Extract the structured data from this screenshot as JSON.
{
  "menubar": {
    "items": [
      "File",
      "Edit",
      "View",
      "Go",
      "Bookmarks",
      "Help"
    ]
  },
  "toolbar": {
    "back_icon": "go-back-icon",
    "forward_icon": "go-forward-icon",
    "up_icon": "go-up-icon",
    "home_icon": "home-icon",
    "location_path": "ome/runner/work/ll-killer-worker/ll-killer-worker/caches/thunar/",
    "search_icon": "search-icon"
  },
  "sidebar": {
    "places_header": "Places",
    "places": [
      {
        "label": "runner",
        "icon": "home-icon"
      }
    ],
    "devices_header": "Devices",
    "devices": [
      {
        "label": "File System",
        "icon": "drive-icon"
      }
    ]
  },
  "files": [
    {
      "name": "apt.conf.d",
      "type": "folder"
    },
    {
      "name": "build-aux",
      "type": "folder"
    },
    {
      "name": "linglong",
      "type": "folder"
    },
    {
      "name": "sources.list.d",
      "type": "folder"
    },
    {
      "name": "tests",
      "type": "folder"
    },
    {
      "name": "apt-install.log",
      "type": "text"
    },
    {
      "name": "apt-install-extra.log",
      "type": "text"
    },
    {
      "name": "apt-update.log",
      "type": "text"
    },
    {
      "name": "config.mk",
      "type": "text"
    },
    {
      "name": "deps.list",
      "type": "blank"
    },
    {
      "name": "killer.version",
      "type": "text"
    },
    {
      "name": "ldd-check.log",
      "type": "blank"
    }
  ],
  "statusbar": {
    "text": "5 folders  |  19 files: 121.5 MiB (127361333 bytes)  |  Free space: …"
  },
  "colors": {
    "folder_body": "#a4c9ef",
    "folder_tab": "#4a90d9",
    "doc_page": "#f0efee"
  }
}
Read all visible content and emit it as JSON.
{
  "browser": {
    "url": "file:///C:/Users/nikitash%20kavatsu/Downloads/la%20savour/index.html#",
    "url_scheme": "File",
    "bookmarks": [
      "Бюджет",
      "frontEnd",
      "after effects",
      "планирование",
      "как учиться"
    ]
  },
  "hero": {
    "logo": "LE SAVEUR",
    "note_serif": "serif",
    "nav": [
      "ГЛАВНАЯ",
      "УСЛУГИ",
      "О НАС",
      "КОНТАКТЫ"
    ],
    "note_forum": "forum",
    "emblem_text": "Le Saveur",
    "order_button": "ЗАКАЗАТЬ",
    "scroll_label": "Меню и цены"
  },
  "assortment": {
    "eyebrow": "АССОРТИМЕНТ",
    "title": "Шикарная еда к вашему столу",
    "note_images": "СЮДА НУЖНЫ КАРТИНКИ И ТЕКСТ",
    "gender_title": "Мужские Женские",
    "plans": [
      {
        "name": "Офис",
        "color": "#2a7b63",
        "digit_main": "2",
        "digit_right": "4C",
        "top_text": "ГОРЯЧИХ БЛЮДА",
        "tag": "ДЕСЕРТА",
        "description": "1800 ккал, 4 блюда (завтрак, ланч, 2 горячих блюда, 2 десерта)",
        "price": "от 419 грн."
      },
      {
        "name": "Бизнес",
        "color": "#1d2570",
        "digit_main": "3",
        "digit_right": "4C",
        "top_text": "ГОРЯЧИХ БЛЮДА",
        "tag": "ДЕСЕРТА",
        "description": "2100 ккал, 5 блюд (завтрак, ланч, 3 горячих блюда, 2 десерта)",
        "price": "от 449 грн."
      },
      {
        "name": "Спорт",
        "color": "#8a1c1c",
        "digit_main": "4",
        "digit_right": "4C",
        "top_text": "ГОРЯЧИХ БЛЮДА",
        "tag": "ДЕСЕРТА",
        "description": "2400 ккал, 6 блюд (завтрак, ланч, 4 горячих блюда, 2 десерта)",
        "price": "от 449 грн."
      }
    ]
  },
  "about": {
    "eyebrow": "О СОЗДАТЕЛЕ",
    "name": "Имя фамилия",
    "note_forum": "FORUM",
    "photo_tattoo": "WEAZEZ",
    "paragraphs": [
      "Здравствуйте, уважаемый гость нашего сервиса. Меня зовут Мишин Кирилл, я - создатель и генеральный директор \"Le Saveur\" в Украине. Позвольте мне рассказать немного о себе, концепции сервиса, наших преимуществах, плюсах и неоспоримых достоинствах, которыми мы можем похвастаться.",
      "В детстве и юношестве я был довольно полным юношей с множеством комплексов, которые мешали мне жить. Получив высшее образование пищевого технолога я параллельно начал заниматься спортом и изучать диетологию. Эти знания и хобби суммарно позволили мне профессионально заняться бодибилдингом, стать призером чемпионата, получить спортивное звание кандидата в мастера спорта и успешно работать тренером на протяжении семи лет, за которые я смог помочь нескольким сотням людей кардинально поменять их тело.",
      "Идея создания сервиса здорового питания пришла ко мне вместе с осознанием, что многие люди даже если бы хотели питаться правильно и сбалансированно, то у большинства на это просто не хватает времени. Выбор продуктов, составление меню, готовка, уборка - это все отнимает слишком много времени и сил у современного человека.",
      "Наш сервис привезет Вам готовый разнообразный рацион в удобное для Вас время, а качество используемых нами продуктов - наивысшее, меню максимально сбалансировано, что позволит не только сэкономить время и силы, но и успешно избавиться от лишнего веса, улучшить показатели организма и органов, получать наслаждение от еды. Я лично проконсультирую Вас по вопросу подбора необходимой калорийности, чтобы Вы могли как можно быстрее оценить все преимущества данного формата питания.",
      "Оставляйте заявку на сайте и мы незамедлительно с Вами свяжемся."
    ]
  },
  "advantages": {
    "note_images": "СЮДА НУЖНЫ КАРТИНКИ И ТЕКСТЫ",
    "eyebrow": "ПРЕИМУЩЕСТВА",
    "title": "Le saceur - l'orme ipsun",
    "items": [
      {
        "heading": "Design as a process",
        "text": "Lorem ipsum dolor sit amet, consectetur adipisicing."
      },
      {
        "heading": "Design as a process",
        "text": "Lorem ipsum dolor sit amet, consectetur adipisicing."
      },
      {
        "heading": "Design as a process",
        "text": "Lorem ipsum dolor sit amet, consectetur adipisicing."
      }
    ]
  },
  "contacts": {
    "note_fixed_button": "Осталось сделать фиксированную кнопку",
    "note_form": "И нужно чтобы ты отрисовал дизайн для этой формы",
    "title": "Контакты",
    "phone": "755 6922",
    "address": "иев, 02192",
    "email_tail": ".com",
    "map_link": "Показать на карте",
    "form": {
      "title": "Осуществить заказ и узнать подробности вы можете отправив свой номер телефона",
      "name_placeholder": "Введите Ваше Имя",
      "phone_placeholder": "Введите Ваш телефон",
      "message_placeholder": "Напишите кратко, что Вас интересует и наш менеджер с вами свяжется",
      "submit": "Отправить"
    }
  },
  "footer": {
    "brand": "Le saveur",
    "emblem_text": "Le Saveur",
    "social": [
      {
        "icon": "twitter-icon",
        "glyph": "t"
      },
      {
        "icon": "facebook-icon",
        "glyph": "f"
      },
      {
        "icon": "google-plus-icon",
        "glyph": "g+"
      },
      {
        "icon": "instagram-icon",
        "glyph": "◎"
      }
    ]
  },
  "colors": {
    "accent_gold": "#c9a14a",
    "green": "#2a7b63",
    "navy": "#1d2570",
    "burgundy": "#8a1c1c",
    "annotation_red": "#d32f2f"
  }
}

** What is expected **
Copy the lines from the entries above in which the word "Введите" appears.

** Result **
      "name_placeholder": "Введите Ваше Имя",
      "phone_placeholder": "Введите Ваш телефон",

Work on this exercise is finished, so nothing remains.